[Dataset entries — start]

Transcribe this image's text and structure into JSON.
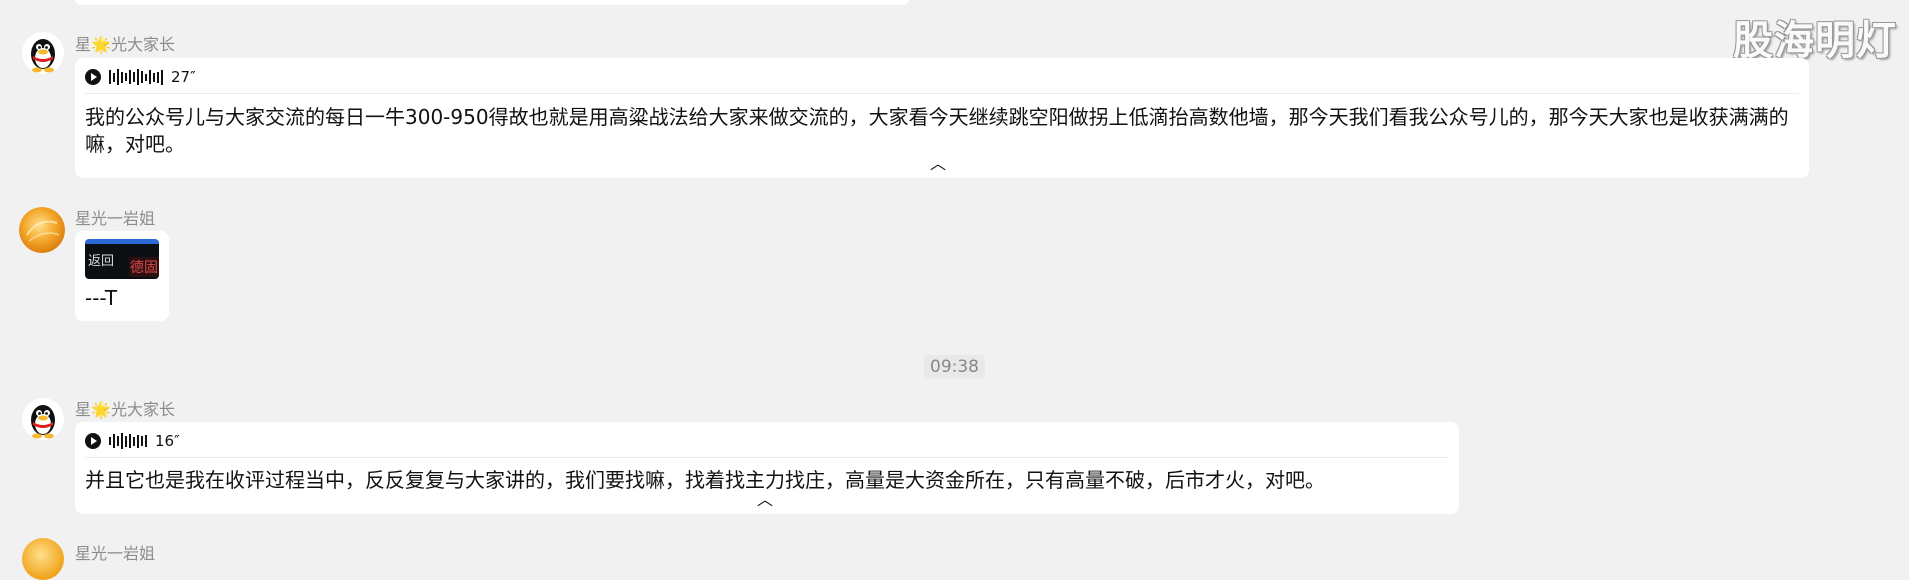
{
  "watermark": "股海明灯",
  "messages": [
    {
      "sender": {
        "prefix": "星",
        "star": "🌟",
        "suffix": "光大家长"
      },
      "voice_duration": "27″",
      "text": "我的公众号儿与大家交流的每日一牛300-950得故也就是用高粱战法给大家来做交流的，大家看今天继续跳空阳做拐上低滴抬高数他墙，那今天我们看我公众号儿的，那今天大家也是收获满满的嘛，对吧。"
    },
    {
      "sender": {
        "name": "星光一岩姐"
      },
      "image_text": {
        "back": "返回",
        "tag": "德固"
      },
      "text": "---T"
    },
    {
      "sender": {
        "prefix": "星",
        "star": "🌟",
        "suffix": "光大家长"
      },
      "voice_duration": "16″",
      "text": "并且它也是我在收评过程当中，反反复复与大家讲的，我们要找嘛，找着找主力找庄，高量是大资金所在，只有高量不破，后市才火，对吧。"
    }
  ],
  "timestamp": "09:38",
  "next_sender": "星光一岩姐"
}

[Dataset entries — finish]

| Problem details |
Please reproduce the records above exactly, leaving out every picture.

| The answer |
Transcribe this image's text and structure into JSON.
{
  "watermark": "股海明灯",
  "messages": [
    {
      "sender": {
        "prefix": "星",
        "star": "🌟",
        "suffix": "光大家长"
      },
      "voice_duration": "27″",
      "text": "我的公众号儿与大家交流的每日一牛300-950得故也就是用高粱战法给大家来做交流的，大家看今天继续跳空阳做拐上低滴抬高数他墙，那今天我们看我公众号儿的，那今天大家也是收获满满的嘛，对吧。"
    },
    {
      "sender": {
        "name": "星光一岩姐"
      },
      "image_text": {
        "back": "返回",
        "tag": "德固"
      },
      "text": "---T"
    },
    {
      "sender": {
        "prefix": "星",
        "star": "🌟",
        "suffix": "光大家长"
      },
      "voice_duration": "16″",
      "text": "并且它也是我在收评过程当中，反反复复与大家讲的，我们要找嘛，找着找主力找庄，高量是大资金所在，只有高量不破，后市才火，对吧。"
    }
  ],
  "timestamp": "09:38",
  "next_sender": "星光一岩姐"
}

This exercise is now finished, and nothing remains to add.